1. P. Hemp, “A Time for Growth: An Interview With Amgen CEO Kevin Sharer,” Harvard Business Review 82, no. 7/8 (July/August 2004): 66-74.

2. C. Fishman, “A Dose of Change: Face Time With Kevin Sharer,” Fast Company, August 2001, 50-52.

3. P. Hunter, “Interview with Jørgen Vig Knudstorp,” IMD Corporate Learning Network Webcast Series “Leading from the Top,” Feb. 25, 2009.

4. R.C. Liden and G. Graen, “Generalizability of the Vertical Dyad Linkage Model of Leadership,” Academy of Management Journal 23, no. 3 (September 1980): 451-465.

5. J.-F. Manzoni and J.-L.Barsoux, “The Set-Up-to-Fail Syndrome: How Good Managers Cause Great People to Fail” (Boston: Harvard Business Press, 2002).

6. C. Bouquet and J.-L. Barsoux, “Denise Donovan (A): Getting Head Office Support for Local Initiatives,” IMD Case Series IMD-3-2103, Lausanne, Switzerland, 2009.

7. S.J. Wayne, L.M. Shore and R.C. Liden, “Perceived Organizational Support and Leader-Member Exchange: A Social Exchange Perspective,” Academy of Management Journal 40, no. 1 (February 1997): 82-111.

8. C. Hymowitz, “Being an Effective Boss Means Knowing How to ‘Manage Up’ Too,” Wall Street Journal, Feb. 22, 2001, p. B1.

9. J.-L. Barsoux and A. Narasimhan, “Case Study: Reinventing the British Museum,” Financial Times, Jan. 31, 2012, p. 10.

10. C. Cooper, “Be Persistent and Work Hard: 6 Degrees of Preparation,” Investor’s Business Daily, Apr. 2, 2004, p. 7.

11. A. Bryant, “Never Duck the Tough Questions,” New York Times, July 17, 2010, p. 2.

12. E. King and J.L. Knight, “How Women Can Make It Work: The Science of Success” (Santa Barbara, California: Praeger, 2011).

13. “Exploring Inspiration and Leadership With Indra Nooyi,” August 6, 2011, www.blogher.com.

14. E. Hunzinker (presentation at IMD, Lausanne, Switzerland, April 25, 2012).

15. R.T. Sparrowe and R.C. Liden, “Two Routes to Influence: Integrating Leader-Member Exchange and Social Network Perspectives,” Administrative Science Quarterly 50, no. 4 (December 2005): 505-535.

16. P. Killing, “Nestlé’s GLOBE Project” (video, IMD, September 2003).

17. A. Bryant, “Fitting In, and Rising to the Top,” New York Times, Sept. 19, 2009, p. 2.

18. D. Krackhardt, “Assessing the Political Landscape: Structure, Cognition and Power in Organizations,” Administrative Science Quarterly 35, no. 2 (June 1990): 342-369.

19. G. McCartney, “How to Influence People,” CIO Magazine, Aug. 8, 2007, 65-69.

20. R.S. Burt, “Structural Holes and Good Ideas,” American Journal of Sociology 110, no. 2 (September 2004): 349-399.

21. J. Henley, “The Exceptional CFO: From Finance to Corporate Leadership,” Financial Executive 22, no. 2 (March 2006): 52-54.

22. Thanks to IMD colleague Stewart Black for helping us to frame this critical judgment decision.
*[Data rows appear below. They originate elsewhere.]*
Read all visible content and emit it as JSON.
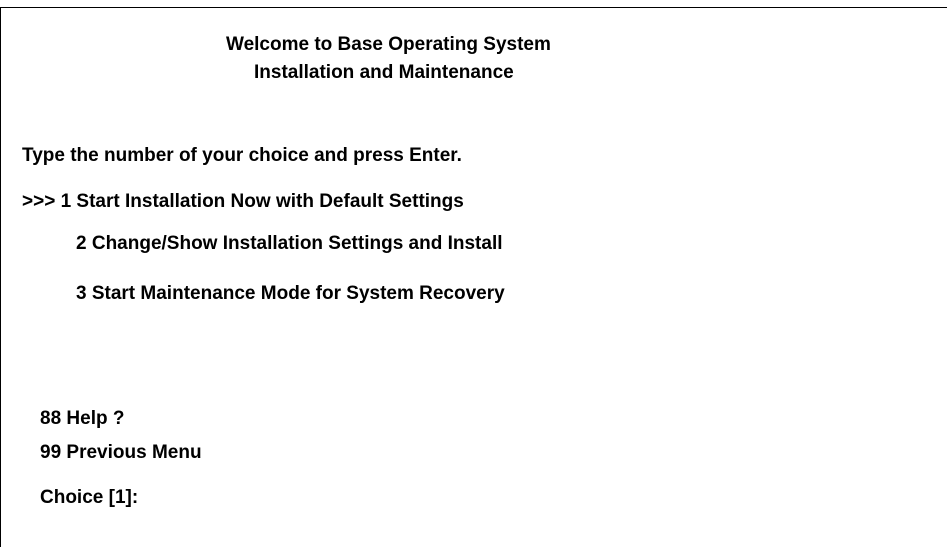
{
  "header": {
    "title_line1": "Welcome to Base Operating System",
    "title_line2": "Installation and Maintenance"
  },
  "instructions": "Type the number of your choice and press Enter.",
  "selection_marker": ">>> ",
  "menu": {
    "options": [
      {
        "label": "1 Start Installation Now with Default Settings",
        "selected": true
      },
      {
        "label": "2 Change/Show Installation Settings and Install",
        "selected": false
      },
      {
        "label": "3 Start Maintenance Mode for System Recovery",
        "selected": false
      }
    ]
  },
  "footer": {
    "help": "88 Help ?",
    "previous": "99 Previous Menu",
    "choice_prompt": "Choice [1]:"
  },
  "colors": {
    "background": "#ffffff",
    "text": "#000000"
  }
}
J.S. Black and H. Gregersen, “It Starts With One: Changing Individuals Changes Organizations” (Upper Saddle River, New Jersey: Pearson Education, 2008).

i. For related research mapping power dynamics in large global companies, see C. Bouquet and J. Birkinshaw, “Managing Power in the Multinational Corporation: How Low-Power Actors Gain Influence,” Journal of Management 34, no. 3 (June 2008): 477-508. For related research on dysfunctional boss-subordinate relationships, see J.-F. Manzoni and J.-L. Barsoux, “Are Your Subordinates Setting You Up to Fail?” MIT Sloan Management Review 50, no. 4 (summer 2009): 43-51.